A new introductory sociology textbook I co-authored with Kate Cairns and Shyon Baumann is out now! You can peruse the introductory pages by clicking “Look Inside” at this link. Here is what one reviewer had to say about Introducing sociology using the stuff of everyday life:
“From designer jeans to iPhones, cultural understandings and material arrangements come together to shape what we buy and why. With a remarkable gift for storytelling, the authors shows us how the things we use reflect the conflict between our private lives and the public issues structuring them. After reading this book, it will be impossible to see a marketing campaign or a PR event in quite the same way. I can’t wait to teach Using the Stuff of Everyday Life in my classroom!”
Frederick F. Wherry, Yale University
The Huffington Post just published a short, seasonal piece I co-authored with PhD Candidate Merin Oleschuk and Professor Kate Cairns. In our article, we reflect on ways to alleviate some of the pressures behind the idealized family meal, particularly as they pertain to economic and gender inequality. Continue reading
It’s been exciting to read the critical ideas and discussions stimulated by Food and Femininity. In this book, Kate Cairns and I explore the complex and emotionally-charged tensions underpinning women’s relationship to food today.
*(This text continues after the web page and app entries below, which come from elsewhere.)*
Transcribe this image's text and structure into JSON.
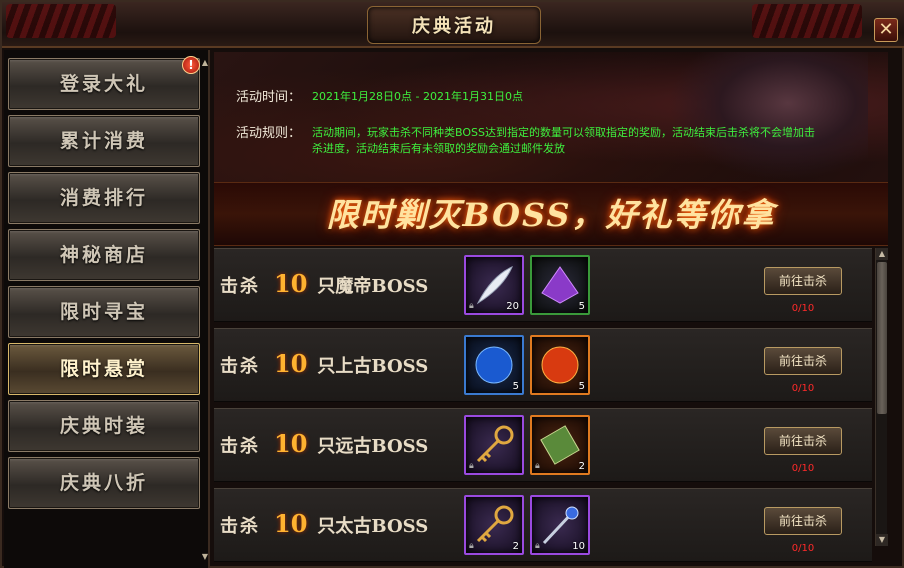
{
  "window": {
    "title": "庆典活动",
    "close_label": "✕"
  },
  "sidebar": {
    "alert": "!",
    "items": [
      {
        "label": "登录大礼",
        "active": false
      },
      {
        "label": "累计消费",
        "active": false
      },
      {
        "label": "消费排行",
        "active": false
      },
      {
        "label": "神秘商店",
        "active": false
      },
      {
        "label": "限时寻宝",
        "active": false
      },
      {
        "label": "限时悬赏",
        "active": true
      },
      {
        "label": "庆典时装",
        "active": false
      },
      {
        "label": "庆典八折",
        "active": false
      }
    ]
  },
  "info": {
    "time_label": "活动时间：",
    "time_value": "2021年1月28日0点 - 2021年1月31日0点",
    "rules_label": "活动规则：",
    "rules_line1": "活动期间，玩家击杀不同种类BOSS达到指定的数量可以领取指定的奖励，活动结束后击杀将不会增加击",
    "rules_line2": "杀进度，活动结束后有未领取的奖励会通过邮件发放"
  },
  "slogan": "限时剿灭BOSS，好礼等你拿",
  "rows": [
    {
      "kill_label": "击杀",
      "count": "10",
      "boss": "只魔帝BOSS",
      "items": [
        {
          "icon": "feather-icon",
          "qty": "20",
          "rarity": "purple"
        },
        {
          "icon": "crystal-icon",
          "qty": "5",
          "rarity": "green"
        }
      ],
      "button": "前往击杀",
      "progress": "0/10"
    },
    {
      "kill_label": "击杀",
      "count": "10",
      "boss": "只上古BOSS",
      "items": [
        {
          "icon": "blue-orb-icon",
          "qty": "5",
          "rarity": "blue"
        },
        {
          "icon": "fire-orb-icon",
          "qty": "5",
          "rarity": "orange"
        }
      ],
      "button": "前往击杀",
      "progress": "0/10"
    },
    {
      "kill_label": "击杀",
      "count": "10",
      "boss": "只远古BOSS",
      "items": [
        {
          "icon": "key-icon",
          "qty": "",
          "rarity": "purple"
        },
        {
          "icon": "scroll-icon",
          "qty": "2",
          "rarity": "orange"
        }
      ],
      "button": "前往击杀",
      "progress": "0/10"
    },
    {
      "kill_label": "击杀",
      "count": "10",
      "boss": "只太古BOSS",
      "items": [
        {
          "icon": "key-icon",
          "qty": "2",
          "rarity": "purple"
        },
        {
          "icon": "staff-icon",
          "qty": "10",
          "rarity": "purple"
        }
      ],
      "button": "前往击杀",
      "progress": "0/10"
    }
  ],
  "colors": {
    "accent": "#ffb230",
    "info_value": "#3ef03e",
    "progress": "#ff2a2a"
  }
}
Continue reading
Merin Oleschuk, one of the PhD students I’m supervising, just published a brilliant article in Cultural Sociology called “Foodies of color: Authenticity and exoticism in omnivorous food culture.” Her article focuses on the framing of particular foods as ‘authentic’ and/or ‘exotic,’ and how foodies of colour in Toronto reproduce, adjust to, and resist ethnoracial inequalities in gourmet food culture. Check out this write-up on the story behind Merin’s research.
An article I co-authored with Professors Emily Huddart Kennedy and John Parkins is now available online at the Journal of Consumer Culture. “Food activists, consumer strategies, and the democratic imagination: Insights from eat-local movements” explores some of the tensions around social movements based on ‘shopping for change.’ Here is the abstract: Continue reading
BBC’s The Food Chain podcast recently broadcast a show on some of the controversies associated with foodie culture and conspicuous consumption, including a discussion of anti-gentrification protests against a high-end cereal shop in East London. I was interviewed for part of the segment, which is available here.